- [Brief]: Gather all lines with "this" from the records.

- [Given entries]:
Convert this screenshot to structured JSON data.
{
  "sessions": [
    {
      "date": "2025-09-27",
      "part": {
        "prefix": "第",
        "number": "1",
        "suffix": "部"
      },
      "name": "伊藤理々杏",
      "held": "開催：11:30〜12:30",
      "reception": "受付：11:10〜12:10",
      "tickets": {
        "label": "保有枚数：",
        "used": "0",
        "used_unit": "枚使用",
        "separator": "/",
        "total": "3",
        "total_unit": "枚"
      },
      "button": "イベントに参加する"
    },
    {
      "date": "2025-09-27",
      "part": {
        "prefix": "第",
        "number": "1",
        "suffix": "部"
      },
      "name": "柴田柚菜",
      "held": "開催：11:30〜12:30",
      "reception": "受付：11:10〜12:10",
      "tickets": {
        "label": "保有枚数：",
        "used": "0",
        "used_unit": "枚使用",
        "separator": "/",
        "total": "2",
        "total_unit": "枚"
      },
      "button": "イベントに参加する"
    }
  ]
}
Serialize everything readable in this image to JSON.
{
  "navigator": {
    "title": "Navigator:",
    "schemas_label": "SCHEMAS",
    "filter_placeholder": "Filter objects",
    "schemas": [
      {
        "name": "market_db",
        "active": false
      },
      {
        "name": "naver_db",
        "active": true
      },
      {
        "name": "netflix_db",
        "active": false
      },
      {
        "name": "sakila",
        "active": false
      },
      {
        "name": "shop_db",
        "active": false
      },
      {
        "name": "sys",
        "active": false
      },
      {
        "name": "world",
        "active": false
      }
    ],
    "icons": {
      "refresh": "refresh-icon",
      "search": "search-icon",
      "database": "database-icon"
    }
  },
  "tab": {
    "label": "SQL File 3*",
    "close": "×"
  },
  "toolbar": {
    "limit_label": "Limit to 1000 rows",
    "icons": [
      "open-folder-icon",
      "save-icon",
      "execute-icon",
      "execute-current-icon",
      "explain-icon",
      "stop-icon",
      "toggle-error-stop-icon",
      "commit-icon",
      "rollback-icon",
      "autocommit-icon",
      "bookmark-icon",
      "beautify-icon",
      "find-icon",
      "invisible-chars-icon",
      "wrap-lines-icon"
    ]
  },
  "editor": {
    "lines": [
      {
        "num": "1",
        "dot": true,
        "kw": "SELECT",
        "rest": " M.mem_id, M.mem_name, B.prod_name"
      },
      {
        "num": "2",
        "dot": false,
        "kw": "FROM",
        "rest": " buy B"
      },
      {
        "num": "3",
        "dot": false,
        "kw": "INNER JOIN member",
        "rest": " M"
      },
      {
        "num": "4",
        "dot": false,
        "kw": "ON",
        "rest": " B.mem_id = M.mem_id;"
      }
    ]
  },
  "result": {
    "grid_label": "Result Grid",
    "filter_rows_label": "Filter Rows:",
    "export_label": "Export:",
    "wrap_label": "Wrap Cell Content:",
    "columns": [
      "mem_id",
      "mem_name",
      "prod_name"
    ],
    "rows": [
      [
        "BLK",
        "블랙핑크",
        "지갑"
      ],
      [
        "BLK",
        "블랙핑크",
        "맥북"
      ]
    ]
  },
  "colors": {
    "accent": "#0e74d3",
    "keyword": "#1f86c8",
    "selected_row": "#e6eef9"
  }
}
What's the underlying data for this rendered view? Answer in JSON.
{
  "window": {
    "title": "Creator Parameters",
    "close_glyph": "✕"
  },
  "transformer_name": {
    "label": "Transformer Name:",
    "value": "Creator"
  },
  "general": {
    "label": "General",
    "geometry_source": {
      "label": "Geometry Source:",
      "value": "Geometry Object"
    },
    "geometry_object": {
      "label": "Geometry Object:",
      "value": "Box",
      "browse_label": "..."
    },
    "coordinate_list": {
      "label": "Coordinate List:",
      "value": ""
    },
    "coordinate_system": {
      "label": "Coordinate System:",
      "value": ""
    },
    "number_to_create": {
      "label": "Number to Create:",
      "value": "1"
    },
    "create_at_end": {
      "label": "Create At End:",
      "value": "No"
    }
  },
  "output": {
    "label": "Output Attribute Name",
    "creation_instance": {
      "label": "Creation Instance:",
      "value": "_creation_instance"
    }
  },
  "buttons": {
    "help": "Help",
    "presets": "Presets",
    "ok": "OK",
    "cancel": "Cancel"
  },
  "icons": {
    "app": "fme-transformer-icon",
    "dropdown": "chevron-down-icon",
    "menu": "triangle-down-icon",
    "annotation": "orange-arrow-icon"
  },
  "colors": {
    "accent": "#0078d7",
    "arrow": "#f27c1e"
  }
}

- [Output]:
Convert this screenshot to structured JSON data.
Serialize everything readable in this image to JSON.
What's the underlying data for this rendered view? Answer in JSON.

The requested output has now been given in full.